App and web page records
-- -- --

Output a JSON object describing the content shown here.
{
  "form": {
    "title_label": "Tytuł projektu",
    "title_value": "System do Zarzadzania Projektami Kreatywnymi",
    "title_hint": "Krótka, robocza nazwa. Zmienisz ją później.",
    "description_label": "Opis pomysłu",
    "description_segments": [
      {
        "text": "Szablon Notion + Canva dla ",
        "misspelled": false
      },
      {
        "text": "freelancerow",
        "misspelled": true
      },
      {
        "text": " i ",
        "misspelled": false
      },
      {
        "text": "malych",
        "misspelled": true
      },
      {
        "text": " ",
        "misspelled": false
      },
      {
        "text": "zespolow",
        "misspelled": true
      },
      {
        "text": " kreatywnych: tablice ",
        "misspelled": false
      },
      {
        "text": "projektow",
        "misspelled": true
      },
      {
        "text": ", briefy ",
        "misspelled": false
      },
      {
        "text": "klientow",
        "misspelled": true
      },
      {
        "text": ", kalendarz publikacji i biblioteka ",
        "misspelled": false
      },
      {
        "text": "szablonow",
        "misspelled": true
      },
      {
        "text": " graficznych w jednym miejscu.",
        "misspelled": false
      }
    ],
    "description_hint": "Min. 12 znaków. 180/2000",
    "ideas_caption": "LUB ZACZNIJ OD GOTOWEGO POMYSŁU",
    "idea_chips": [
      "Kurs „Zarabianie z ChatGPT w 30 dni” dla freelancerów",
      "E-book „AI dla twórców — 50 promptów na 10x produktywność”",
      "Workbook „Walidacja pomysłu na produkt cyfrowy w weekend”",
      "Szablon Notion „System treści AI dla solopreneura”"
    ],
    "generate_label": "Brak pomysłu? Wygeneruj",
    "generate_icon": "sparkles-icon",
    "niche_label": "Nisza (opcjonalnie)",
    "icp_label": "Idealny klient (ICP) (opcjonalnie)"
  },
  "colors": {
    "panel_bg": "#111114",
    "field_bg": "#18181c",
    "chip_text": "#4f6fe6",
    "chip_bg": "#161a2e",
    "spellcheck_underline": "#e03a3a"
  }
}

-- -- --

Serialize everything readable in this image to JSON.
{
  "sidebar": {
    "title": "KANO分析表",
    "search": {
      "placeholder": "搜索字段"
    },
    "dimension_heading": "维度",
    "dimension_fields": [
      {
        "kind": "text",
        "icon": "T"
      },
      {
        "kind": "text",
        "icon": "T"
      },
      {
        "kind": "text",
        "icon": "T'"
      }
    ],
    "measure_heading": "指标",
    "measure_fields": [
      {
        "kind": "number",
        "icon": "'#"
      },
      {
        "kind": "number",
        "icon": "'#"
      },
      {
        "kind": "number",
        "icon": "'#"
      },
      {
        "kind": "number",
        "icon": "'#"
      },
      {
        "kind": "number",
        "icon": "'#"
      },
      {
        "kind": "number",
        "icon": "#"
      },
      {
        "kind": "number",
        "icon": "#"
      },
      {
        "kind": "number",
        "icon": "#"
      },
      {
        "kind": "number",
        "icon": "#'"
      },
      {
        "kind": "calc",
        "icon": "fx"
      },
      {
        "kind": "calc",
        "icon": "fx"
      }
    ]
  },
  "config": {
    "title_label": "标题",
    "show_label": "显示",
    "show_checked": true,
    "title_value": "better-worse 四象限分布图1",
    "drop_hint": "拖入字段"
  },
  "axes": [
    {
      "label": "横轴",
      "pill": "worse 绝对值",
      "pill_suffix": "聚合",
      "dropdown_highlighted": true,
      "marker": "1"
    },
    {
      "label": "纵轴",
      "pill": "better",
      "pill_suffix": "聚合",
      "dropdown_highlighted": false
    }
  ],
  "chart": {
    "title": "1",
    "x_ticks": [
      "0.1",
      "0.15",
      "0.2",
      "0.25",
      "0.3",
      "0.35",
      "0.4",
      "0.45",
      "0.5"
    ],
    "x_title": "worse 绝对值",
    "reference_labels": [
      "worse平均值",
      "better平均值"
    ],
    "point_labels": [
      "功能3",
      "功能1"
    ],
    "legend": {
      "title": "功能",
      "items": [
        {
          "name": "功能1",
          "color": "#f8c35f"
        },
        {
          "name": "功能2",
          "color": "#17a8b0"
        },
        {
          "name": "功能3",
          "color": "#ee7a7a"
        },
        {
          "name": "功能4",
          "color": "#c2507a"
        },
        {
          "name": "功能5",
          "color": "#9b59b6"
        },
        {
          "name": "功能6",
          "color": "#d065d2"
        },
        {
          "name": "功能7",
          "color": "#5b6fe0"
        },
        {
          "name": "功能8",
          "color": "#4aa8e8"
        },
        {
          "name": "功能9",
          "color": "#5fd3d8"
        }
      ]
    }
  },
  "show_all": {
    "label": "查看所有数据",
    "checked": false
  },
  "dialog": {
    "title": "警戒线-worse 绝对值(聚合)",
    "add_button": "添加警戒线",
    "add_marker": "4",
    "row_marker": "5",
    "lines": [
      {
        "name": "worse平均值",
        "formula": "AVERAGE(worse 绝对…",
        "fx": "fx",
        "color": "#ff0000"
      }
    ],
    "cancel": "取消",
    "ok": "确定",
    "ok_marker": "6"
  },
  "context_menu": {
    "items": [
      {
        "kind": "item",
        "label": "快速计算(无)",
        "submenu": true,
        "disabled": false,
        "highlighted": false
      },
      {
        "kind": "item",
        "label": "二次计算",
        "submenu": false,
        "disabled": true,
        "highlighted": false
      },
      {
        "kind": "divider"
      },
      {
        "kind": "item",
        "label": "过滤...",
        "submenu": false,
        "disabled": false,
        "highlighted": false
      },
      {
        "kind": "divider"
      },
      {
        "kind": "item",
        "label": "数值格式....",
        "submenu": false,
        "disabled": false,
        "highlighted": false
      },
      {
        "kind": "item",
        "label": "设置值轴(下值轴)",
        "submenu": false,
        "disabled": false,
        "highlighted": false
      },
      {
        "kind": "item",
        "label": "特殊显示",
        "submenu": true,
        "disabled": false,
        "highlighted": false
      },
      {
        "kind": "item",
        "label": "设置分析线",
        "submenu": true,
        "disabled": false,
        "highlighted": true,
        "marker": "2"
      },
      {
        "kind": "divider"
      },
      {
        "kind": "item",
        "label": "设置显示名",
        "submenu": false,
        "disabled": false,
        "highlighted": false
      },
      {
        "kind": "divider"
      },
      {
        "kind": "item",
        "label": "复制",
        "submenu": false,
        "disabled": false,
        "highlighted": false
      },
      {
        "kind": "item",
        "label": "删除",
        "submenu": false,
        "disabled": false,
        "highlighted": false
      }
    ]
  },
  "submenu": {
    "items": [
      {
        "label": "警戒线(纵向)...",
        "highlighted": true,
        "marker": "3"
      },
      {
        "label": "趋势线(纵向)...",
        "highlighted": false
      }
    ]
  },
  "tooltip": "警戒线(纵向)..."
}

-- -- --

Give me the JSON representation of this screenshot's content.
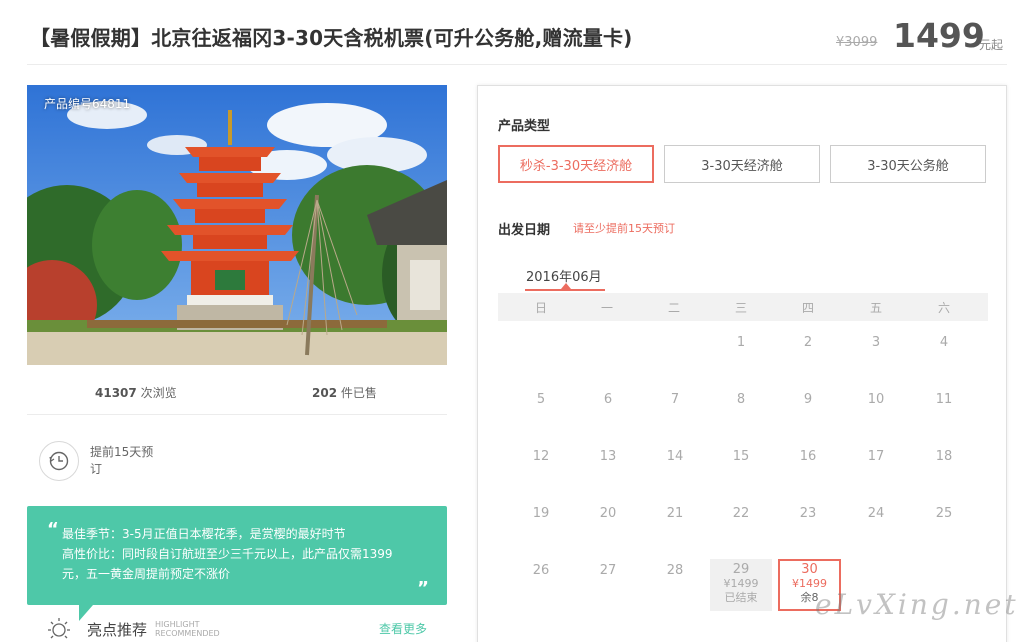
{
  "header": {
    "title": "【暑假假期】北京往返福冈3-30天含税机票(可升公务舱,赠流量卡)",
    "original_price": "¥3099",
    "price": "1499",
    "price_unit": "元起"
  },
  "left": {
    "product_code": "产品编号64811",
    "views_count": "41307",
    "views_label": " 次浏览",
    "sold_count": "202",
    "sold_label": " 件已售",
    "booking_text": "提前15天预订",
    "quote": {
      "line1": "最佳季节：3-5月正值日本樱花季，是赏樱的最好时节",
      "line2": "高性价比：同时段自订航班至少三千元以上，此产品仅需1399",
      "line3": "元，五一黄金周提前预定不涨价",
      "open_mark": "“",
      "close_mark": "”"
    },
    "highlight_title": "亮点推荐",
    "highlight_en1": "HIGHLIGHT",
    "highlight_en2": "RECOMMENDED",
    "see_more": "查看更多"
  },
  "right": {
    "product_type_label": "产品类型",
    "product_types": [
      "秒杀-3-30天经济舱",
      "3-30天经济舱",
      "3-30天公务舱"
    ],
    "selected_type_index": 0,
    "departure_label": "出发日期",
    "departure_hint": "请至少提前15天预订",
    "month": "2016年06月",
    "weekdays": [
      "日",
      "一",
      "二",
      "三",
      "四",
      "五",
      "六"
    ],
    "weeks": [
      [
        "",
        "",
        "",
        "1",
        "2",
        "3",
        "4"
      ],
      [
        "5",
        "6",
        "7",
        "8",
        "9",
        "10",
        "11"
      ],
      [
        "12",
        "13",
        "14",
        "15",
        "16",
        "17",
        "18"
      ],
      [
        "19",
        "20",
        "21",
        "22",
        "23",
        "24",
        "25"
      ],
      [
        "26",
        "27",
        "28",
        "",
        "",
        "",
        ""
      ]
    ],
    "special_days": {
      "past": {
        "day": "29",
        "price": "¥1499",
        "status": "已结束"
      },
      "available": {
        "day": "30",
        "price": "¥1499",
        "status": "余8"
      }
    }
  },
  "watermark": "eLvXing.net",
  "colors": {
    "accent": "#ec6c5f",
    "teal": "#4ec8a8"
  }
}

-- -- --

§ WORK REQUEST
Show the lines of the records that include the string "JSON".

§ WRITTEN REPLY
Output a JSON object describing the content shown here.
Serialize everything readable in this image to JSON.
Give me the JSON representation of this screenshot's content.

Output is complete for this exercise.